Tunisians head to the polls Monday to vote on a new constitution — a controversial initiative spearheaded by Tunisian President Kais Saied that critics say will formalize his power grab and reverse hard-won democratic gains in the North African nation.
Saied has urged Tunisians to back the proposal, despite electoral standards requiring that he remain neutral. The vote will be supervised by the Independent High Authority for Elections, whose members he appointed.
Magistrate Ahmed Souab, the constitution represents a “danger for democracy” because it does not guarantee a clear balance of powers and gives more prerogatives to Saied than those held by previous Tunisian strongmen.
Numerous civil society groups have rejected the new constitution. The Tunisian non-governmental group Al Bawsala says the new constitution would lead to a monopolization of power that would threaten every citizen’s rights and freedoms.

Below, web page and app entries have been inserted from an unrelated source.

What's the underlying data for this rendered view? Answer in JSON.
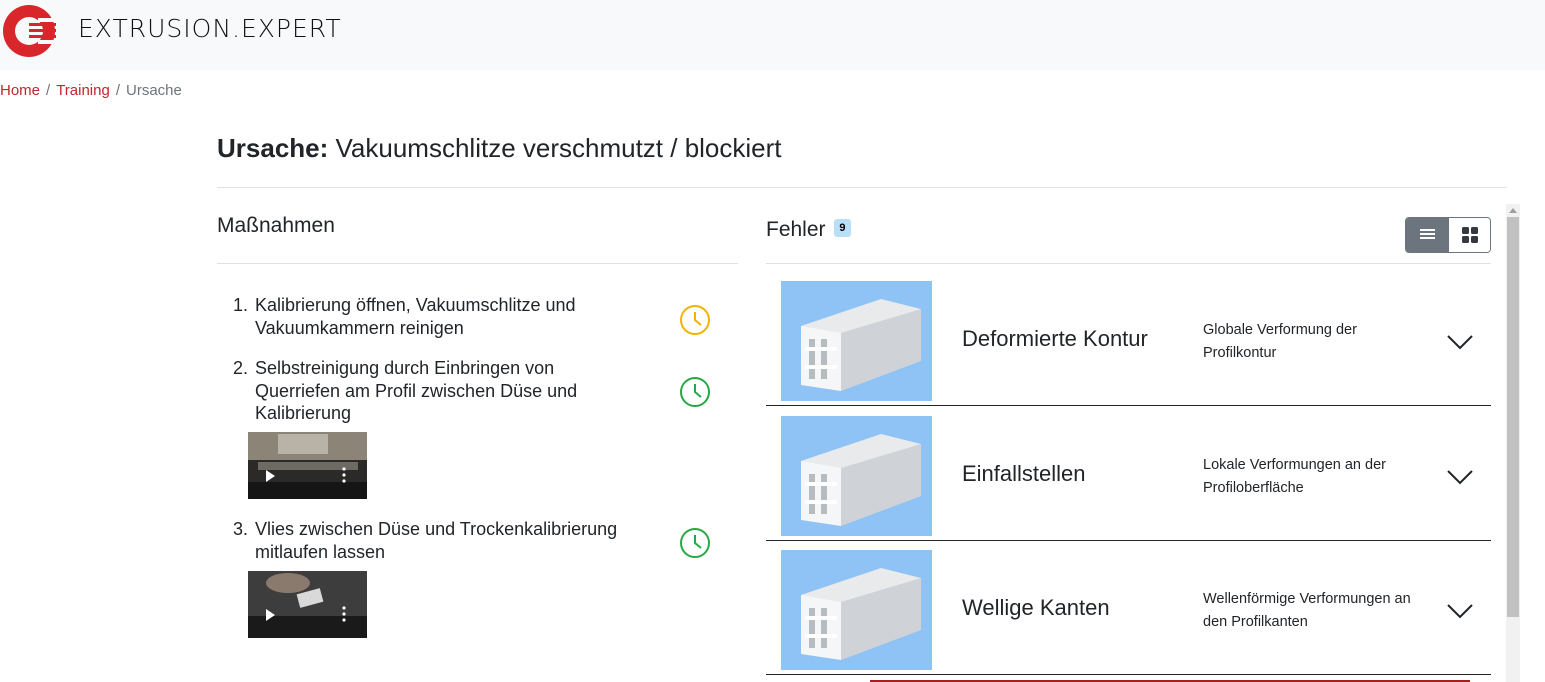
{
  "header": {
    "brand": "EXTRUSION.EXPERT",
    "brand_color": "#d8262b"
  },
  "breadcrumb": {
    "home": "Home",
    "training": "Training",
    "current": "Ursache",
    "separator": "/"
  },
  "page": {
    "title_prefix": "Ursache:",
    "title": "Vakuumschlitze verschmutzt / blockiert"
  },
  "massnahmen": {
    "title": "Maßnahmen",
    "items": [
      {
        "num": "1.",
        "text": "Kalibrierung öffnen, Vakuumschlitze und Vakuumkammern reinigen",
        "clock_color": "#f0b400",
        "has_video": false
      },
      {
        "num": "2.",
        "text": "Selbstreinigung durch Einbringen von Querriefen am Profil zwischen Düse und Kalibrierung",
        "clock_color": "#28a745",
        "has_video": true
      },
      {
        "num": "3.",
        "text": "Vlies zwischen Düse und Trockenkalibrierung mitlaufen lassen",
        "clock_color": "#28a745",
        "has_video": true
      }
    ]
  },
  "fehler": {
    "title": "Fehler",
    "count": "9",
    "view_toggle": {
      "list": "list-view-icon",
      "grid": "grid-view-icon",
      "active": "list"
    },
    "items": [
      {
        "name": "Deformierte Kontur",
        "desc": "Globale Verformung der Profilkontur"
      },
      {
        "name": "Einfallstellen",
        "desc": "Lokale Verformungen an der Profiloberfläche"
      },
      {
        "name": "Wellige Kanten",
        "desc": "Wellenförmige Verformungen an den Profilkanten"
      }
    ]
  }
}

Benzid believes Saied is relying on the widespread discontent caused by the mismanagement of public affairs in the decade since Tunisia’s revolution.
The proposed constitution has split Tunisia’s opposition. Only one party, Afek Tounes, has said it will vote against the proposal. Most political parties, including Tunisia’s influential Islamist party Ennahdha, say they plan to boycott Monday’s referendum so as not to legitimize the process.

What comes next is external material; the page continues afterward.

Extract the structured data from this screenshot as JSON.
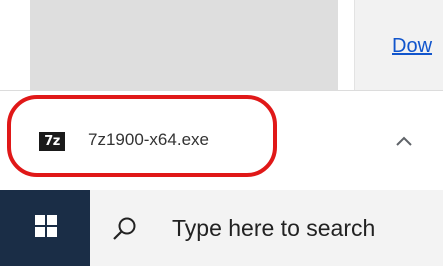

“We refuse to go to the funeral of democracy,” said Republican Party leader Issam Chebbi, adding that he considers “the absolute personal power” that Saied wants to grant himself “worse than that of Ben Ali.”

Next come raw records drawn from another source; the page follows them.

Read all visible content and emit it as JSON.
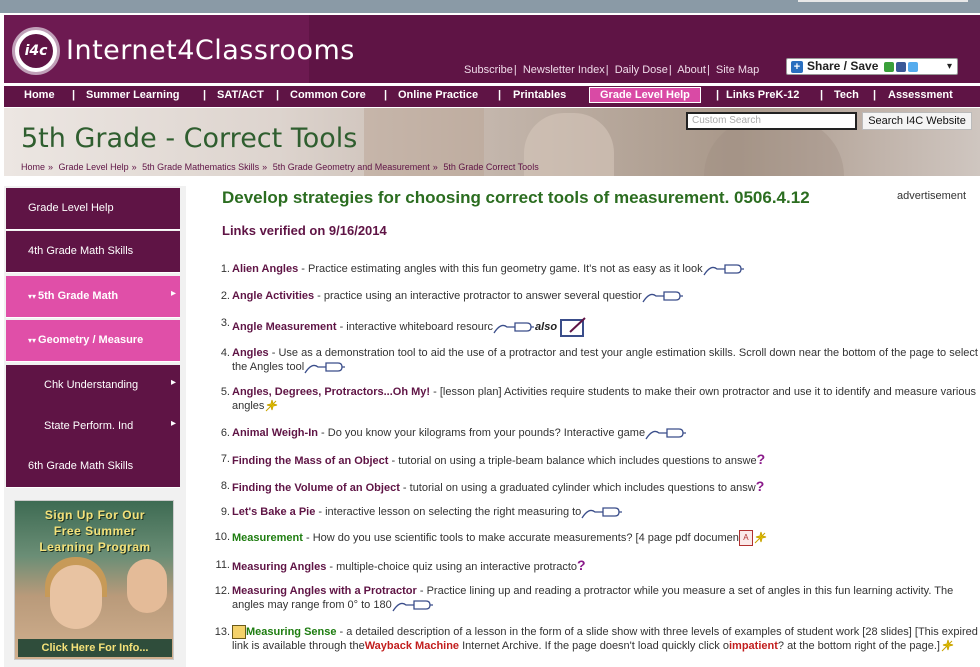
{
  "site": {
    "logo_text": "i4c",
    "title": "Internet4Classrooms"
  },
  "toplinks": [
    "Subscribe",
    "Newsletter Index",
    "Daily Dose",
    "About",
    "Site Map"
  ],
  "share": {
    "label": "Share / Save"
  },
  "nav": [
    "Home",
    "Summer Learning",
    "SAT/ACT",
    "Common Core",
    "Online Practice",
    "Printables",
    "Grade Level Help",
    "Links PreK-12",
    "Tech",
    "Assessment"
  ],
  "banner": {
    "title": "5th Grade - Correct Tools",
    "breadcrumbs": [
      "Home",
      "Grade Level Help",
      "5th Grade Mathematics Skills",
      "5th Grade Geometry and Measurement",
      "5th Grade Correct Tools"
    ],
    "search_placeholder": "Custom Search",
    "search_button": "Search I4C Website"
  },
  "sidebar": {
    "items": [
      "Grade Level Help",
      "4th Grade Math Skills",
      "5th Grade Math",
      "Geometry / Measure",
      "Chk Understanding",
      "State Perform. Ind",
      "6th Grade Math Skills"
    ],
    "promo": {
      "line1": "Sign Up For Our",
      "line2": "Free Summer",
      "line3": "Learning Program",
      "cta": "Click Here For Info..."
    }
  },
  "main": {
    "title": "Develop strategies for choosing correct tools of measurement. 0506.4.12",
    "advertisement": "advertisement",
    "verified": "Links verified on 9/16/2014",
    "links": [
      {
        "num": "1.",
        "title": "Alien Angles",
        "desc": " - Practice estimating angles with this fun geometry game. It's not as easy as it look"
      },
      {
        "num": "2.",
        "title": "Angle Activities",
        "desc": " - practice using an interactive protractor to answer several questior"
      },
      {
        "num": "3.",
        "title": "Angle Measurement",
        "desc": "  - interactive whiteboard resourc",
        "also": "also"
      },
      {
        "num": "4.",
        "title": "Angles",
        "desc": "  - Use as a demonstration tool to aid the use of a protractor and test your angle estimation skills. Scroll down near the bottom of the page to select the Angles tool"
      },
      {
        "num": "5.",
        "title": "Angles, Degrees, Protractors...Oh My!",
        "desc": " - [lesson plan] Activities require students to make their own protractor and use it to identify and measure various angles"
      },
      {
        "num": "6.",
        "title": "Animal Weigh-In",
        "desc": "  - Do you know your kilograms from your pounds? Interactive game"
      },
      {
        "num": "7.",
        "title": "Finding the Mass of an Object",
        "desc": "   - tutorial on using a triple-beam balance which includes questions to answe"
      },
      {
        "num": "8.",
        "title": "Finding the Volume of an Object",
        "desc": "   - tutorial on using a graduated cylinder which includes questions to answ"
      },
      {
        "num": "9.",
        "title": "Let's Bake a Pie",
        "desc": " - interactive lesson on selecting the right measuring to"
      },
      {
        "num": "10.",
        "title": "Measurement",
        "desc": "  - How do you use scientific tools to make accurate measurements? [4 page  pdf documen"
      },
      {
        "num": "11.",
        "title": "Measuring Angles",
        "desc": "  - multiple-choice quiz using an interactive protracto"
      },
      {
        "num": "12.",
        "title": "Measuring Angles with a Protractor",
        "desc": "   - Practice lining up and reading a protractor while you measure a set of angles in this fun learning activity. The angles may range from 0° to 180"
      },
      {
        "num": "13.",
        "title": "Measuring Sense",
        "desc1": "  - a detailed description of a lesson in the form of a slide show with three levels of examples of student work [28 slides] [This expired link is available through the",
        "wayback": "Wayback Machine",
        "desc2": " Internet Archive. If the page doesn't load quickly click o",
        "impatient": "impatient",
        "desc3": "?  at the bottom right of the page.]"
      }
    ]
  }
}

Tunisian activist Henda Fellah tweeted Sunday that she had decided to boycott the vote, saying the text is built on a flawed foundation and that its violations of electoral law were “countless.”
“This would be the first time I’m not voting since 2011,” Fellah said.
Many observers expect low voter turnout for the referendum, highlighting Tunisians’ disenchantment with politics and their daily struggles coping with rising inflation.
The preliminary results are expected to be announced by Wednesday, with a final result on Aug. 28.